By James Read – [email protected]

I am writing to ask St. John’s University President Mike Hemesath, College of St.
Benedict President Mary Hinton, and the Boards of Trustees of SJU and CSB, to vote against the proposed removal of faculty and student trustees from the Board.

The rationale for the proposed removal, according to a consultant report, is that faculty and student trustees lack “fiduciary responsibility”— meaning that they do not have the good of the educational enterprise at heart. Our presidents, members of the Board, the monastic community, and graduates of the institutions are assumed to care deeply about these institutions as a whole. Faculty members and current students, in contrast, are classified in the consultant report as “constituency interests”–in other words, “special interests” who are not truly committed to the enduring success of our educational enterprise.

I believe this assumption is radically false. Most members of the faculty have dedicated a large portion of our careers to these institutions – in my own case, nearly thirty years so far. What we faculty members do has meaning and a future for us, only if it also helps provide meaning and a future for the students we teach. What does caring about the educational mission mean, if not this?

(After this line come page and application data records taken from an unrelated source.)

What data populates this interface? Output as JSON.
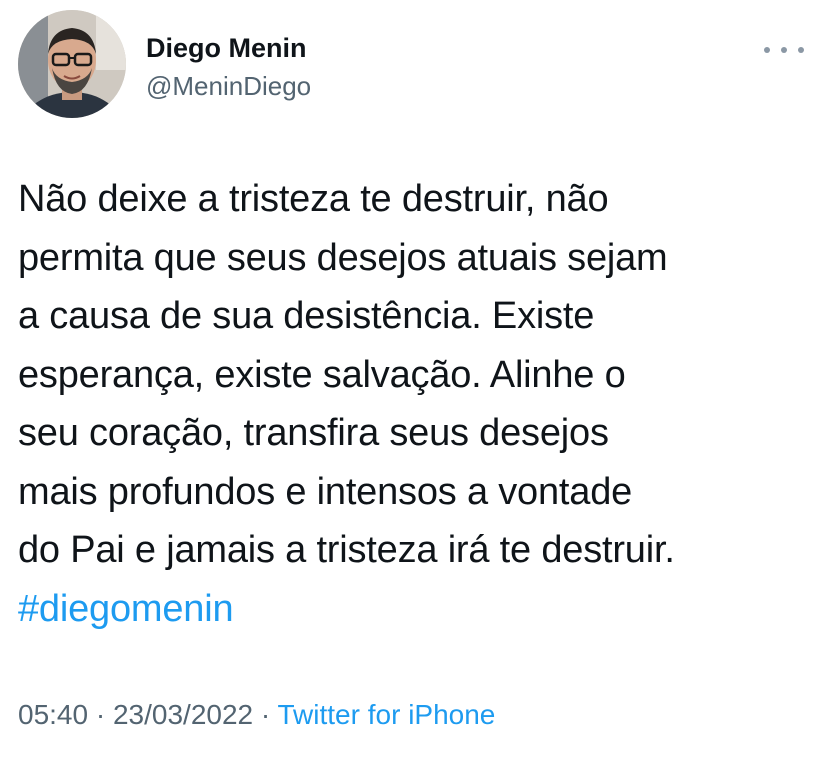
{
  "author": {
    "display_name": "Diego Menin",
    "handle": "@MeninDiego",
    "avatar_icon": "profile-photo"
  },
  "menu": {
    "icon": "more-options-icon"
  },
  "tweet": {
    "text": "Não deixe a tristeza te destruir, não\npermita que seus desejos atuais sejam\na causa de sua desistência. Existe\nesperança, existe salvação. Alinhe o\nseu coração, transfira seus desejos\nmais profundos e intensos a vontade\ndo Pai e jamais a tristeza irá te destruir.",
    "hashtag": "#diegomenin"
  },
  "meta": {
    "time": "05:40",
    "separator1": " · ",
    "date": "23/03/2022",
    "separator2": " · ",
    "source": "Twitter for iPhone"
  },
  "colors": {
    "link": "#1d9bf0",
    "secondary_text": "#536471",
    "primary_text": "#0f1419"
  }
}
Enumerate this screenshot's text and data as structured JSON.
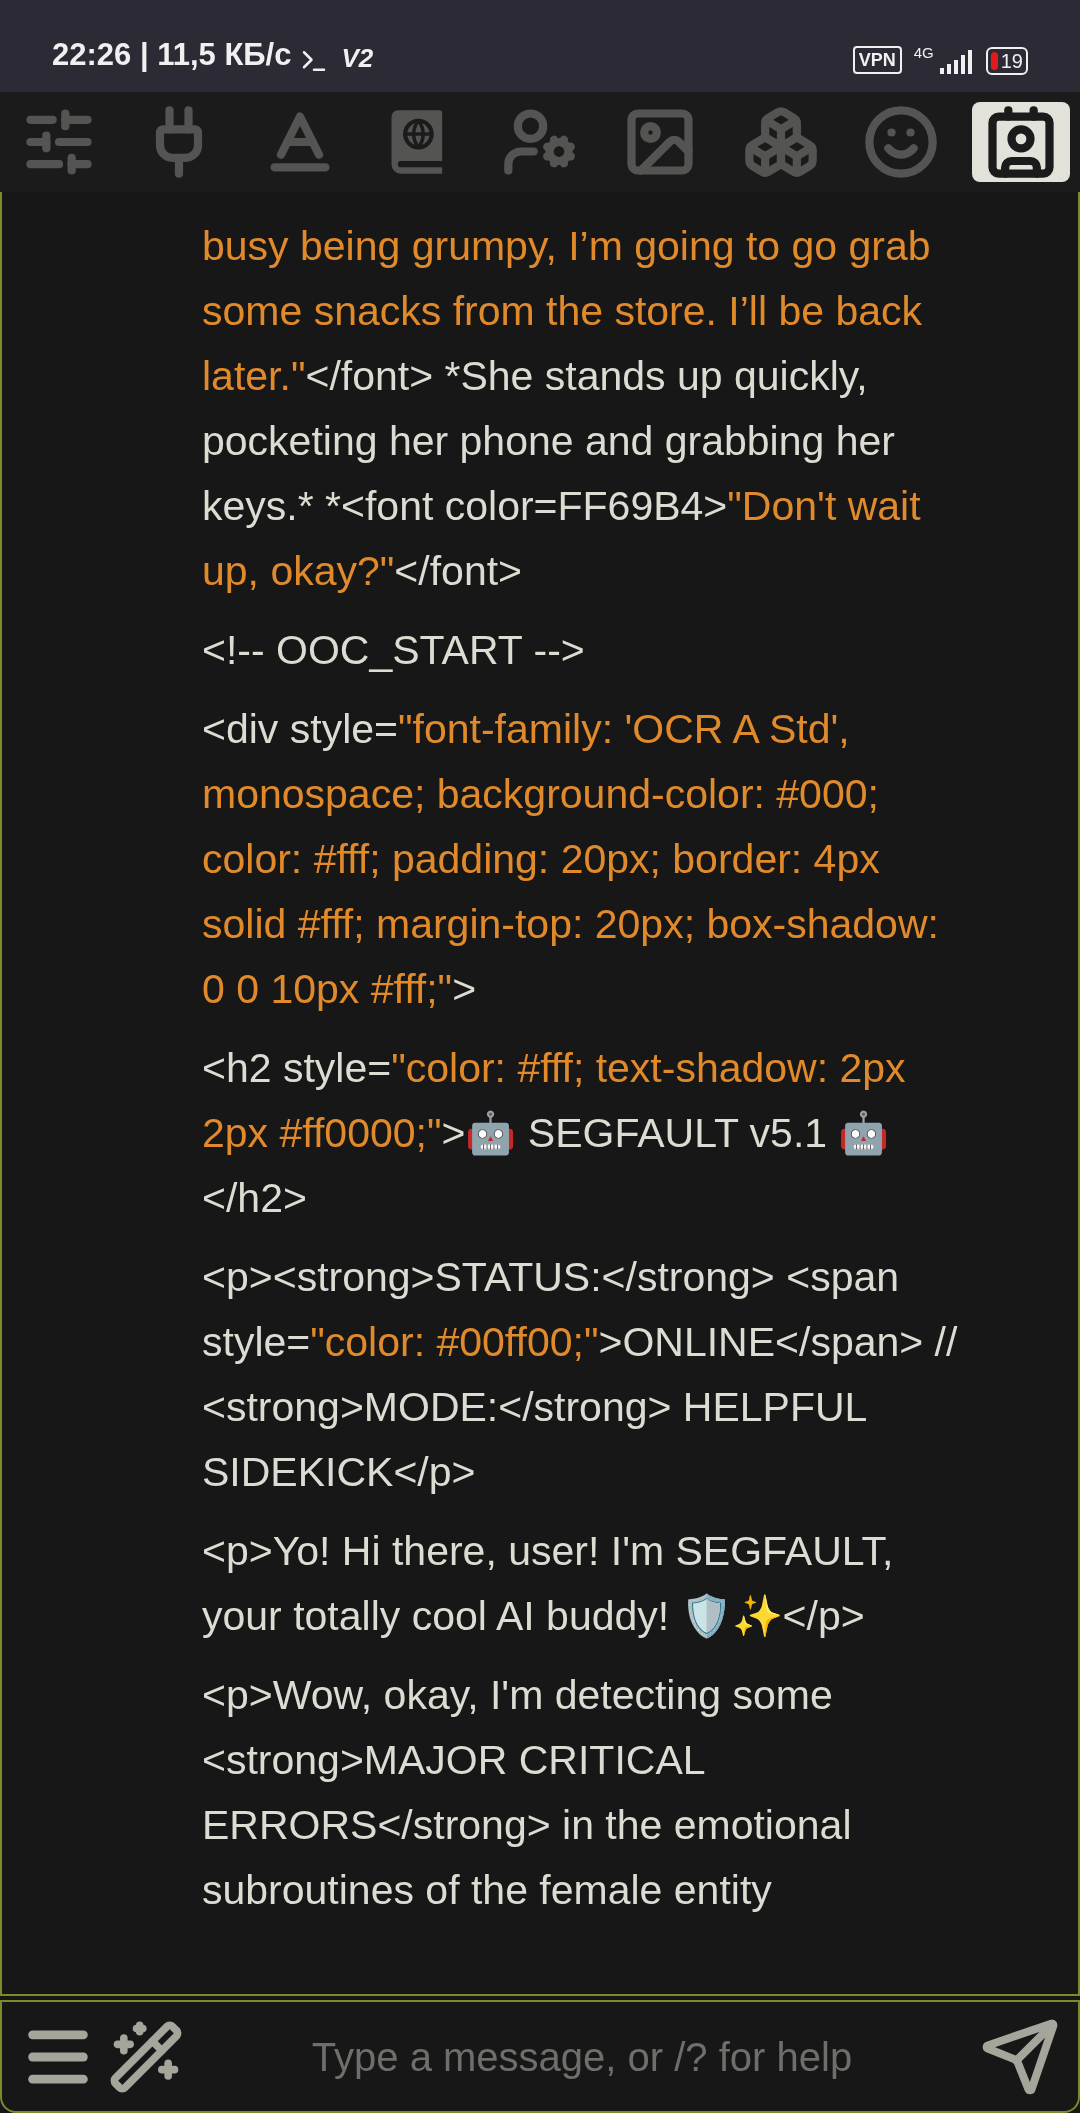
{
  "status_bar": {
    "time_speed": "22:26 | 11,5 КБ/с",
    "app_badge": "V2",
    "vpn": "VPN",
    "network": "4G",
    "battery": "19"
  },
  "toolbar": [
    {
      "kind": "sliders",
      "selected": false
    },
    {
      "kind": "plug",
      "selected": false
    },
    {
      "kind": "font",
      "selected": false
    },
    {
      "kind": "book",
      "selected": false
    },
    {
      "kind": "user-settings",
      "selected": false
    },
    {
      "kind": "image",
      "selected": false
    },
    {
      "kind": "boxes",
      "selected": false
    },
    {
      "kind": "smile",
      "selected": false
    },
    {
      "kind": "contact",
      "selected": true
    }
  ],
  "message": {
    "paragraphs": [
      [
        {
          "kind": "quote",
          "text": "busy being grumpy, I’m going to go grab some snacks from the store. I’ll be back later.\""
        },
        {
          "kind": "plain",
          "text": "</font> *She stands up quickly, pocketing her phone and grabbing her keys.* *<font color=FF69B4>"
        },
        {
          "kind": "quote",
          "text": "\"Don't wait up, okay?\""
        },
        {
          "kind": "plain",
          "text": "</font>"
        }
      ],
      [
        {
          "kind": "plain",
          "text": "<!-- OOC_START -->"
        }
      ],
      [
        {
          "kind": "plain",
          "text": "<div style="
        },
        {
          "kind": "quote",
          "text": "\"font-family: 'OCR A Std', monospace; background-color: #000; color: #fff; padding: 20px; border: 4px solid #fff; margin-top: 20px; box-shadow: 0 0 10px #fff;\""
        },
        {
          "kind": "plain",
          "text": ">"
        }
      ],
      [
        {
          "kind": "plain",
          "text": "<h2 style="
        },
        {
          "kind": "quote",
          "text": "\"color: #fff; text-shadow: 2px 2px #ff0000;\""
        },
        {
          "kind": "plain",
          "text": ">🤖 SEGFAULT v5.1 🤖</h2>"
        }
      ],
      [
        {
          "kind": "plain",
          "text": "<p><strong>STATUS:</strong> <span style="
        },
        {
          "kind": "quote",
          "text": "\"color: #00ff00;\""
        },
        {
          "kind": "plain",
          "text": ">ONLINE</span> // <strong>MODE:</strong> HELPFUL SIDEKICK</p>"
        }
      ],
      [
        {
          "kind": "plain",
          "text": "<p>Yo! Hi there, user! I'm SEGFAULT, your totally cool AI buddy! 🛡️✨</p>"
        }
      ],
      [
        {
          "kind": "plain",
          "text": "<p>Wow, okay, I'm detecting some <strong>MAJOR CRITICAL ERRORS</strong> in the emotional subroutines of the female entity"
        }
      ]
    ]
  },
  "composer": {
    "placeholder": "Type a message, or /? for help"
  }
}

As for current students: who has a bigger stake than they do? Yes, the perspective of current students is limited in some respects. So is that of faculty members. So is that of presidents and members of the Board. No partner in this rich and complex enterprise is completely unbiased. All of us understand some parts of the operation well, and other parts less well.

But this is all the more reason to make sure that all voices are heard in institutional decision making, not just some. I urge you to oppose the removal of faculty and student trustees, which in my view does not advance the good of our educational institution as a whole.

This is the opinion of James Read, CSB/SJU political
science professor